Ray Kelvin has returned to Ted Baker roughly 18 months after a “forced hugging” scandal caused the fashion guru to step down from the company he founded.
In a surprise announcement issued last night Ted Baker said it had signed a “relationship agreement” with Kelvin and had nominated a non-executive director to represent him on the board.
The retailer said the new arrangement brought the “benefits of access to Ray’s unique brand experience and insight” while also ensuring board independence was maintained.
Kelvin founded Ted Baker in 1988 and grew the company into a FTSE 250 firm with a market value of more than £1bn.
But the camera-shy boss became embroiled in a scandal amid claims he harassed female staff members with “forced hugs” and unwanted attention.
Kelvin, who has always denied the allegations, took a voluntary leave of absence before resigning in March last year.
The fashion founder’s stake in Ted Baker has dropped to 11.8 per cent following a rights issue, while his successor was ousted amid profit warnings and the discovery of accounting irregularities.

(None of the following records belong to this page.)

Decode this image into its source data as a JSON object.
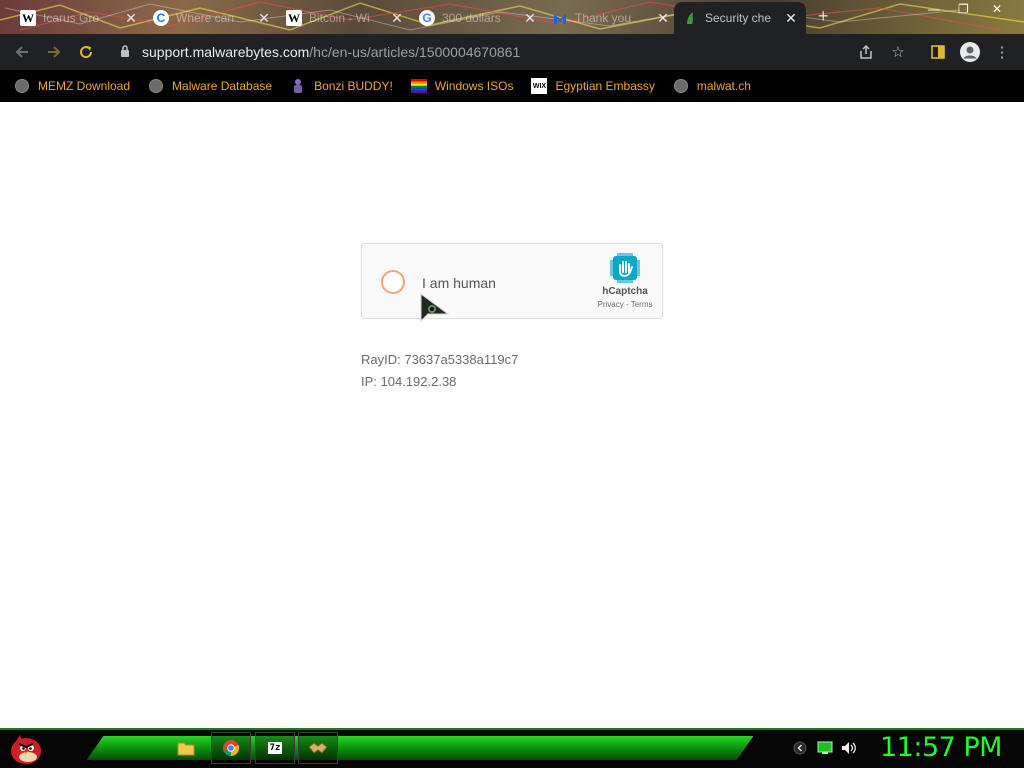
{
  "tabs": [
    {
      "favicon": "wikipedia-icon",
      "title": "Icarus Gro",
      "active": false
    },
    {
      "favicon": "c-icon",
      "title": "Where can",
      "active": false
    },
    {
      "favicon": "wikipedia-icon",
      "title": "Bitcoin - Wi",
      "active": false
    },
    {
      "favicon": "google-icon",
      "title": "300 dollars",
      "active": false
    },
    {
      "favicon": "malwarebytes-icon",
      "title": "Thank you",
      "active": false
    },
    {
      "favicon": "security-icon",
      "title": "Security che",
      "active": true
    }
  ],
  "address_bar": {
    "domain": "support.malwarebytes.com",
    "path": "/hc/en-us/articles/1500004670861"
  },
  "bookmarks": [
    {
      "icon": "globe-icon",
      "label": "MEMZ Download"
    },
    {
      "icon": "globe-icon",
      "label": "Malware Database"
    },
    {
      "icon": "bonzi-icon",
      "label": "Bonzi BUDDY!"
    },
    {
      "icon": "windows-flag-icon",
      "label": "Windows ISOs"
    },
    {
      "icon": "wix-icon",
      "label": "Egyptian Embassy"
    },
    {
      "icon": "globe-icon",
      "label": "malwat.ch"
    }
  ],
  "captcha": {
    "label": "I am human",
    "brand": "hCaptcha",
    "links": "Privacy - Terms"
  },
  "ray_id": "RayID: 73637a5338a119c7",
  "ip": "IP: 104.192.2.38",
  "taskbar": {
    "apps": [
      "folder-icon",
      "chrome-icon",
      "7zip-icon",
      "handshake-icon"
    ],
    "clock": "11:57 PM"
  },
  "colors": {
    "accent_orange": "#f5a623",
    "clock_green": "#1cff2a",
    "taskbar_green": "#1fbf1f"
  }
}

In March Rachel Osborne took over as permanent chief executive.
But the new agreement will fuel speculation that Kelvin is plotting an attempt to take back control of the company.
His nominated director is Colin La Fontaine Jackson, founder of finance boutique Hopton Advisers.
Chairman John Barton said: “We are pleased to welcome Colin to the board and to be able to access Ray’s great experience in building the brand over the last 30 years as we continue to make progress with Ted’s new formula for growth.”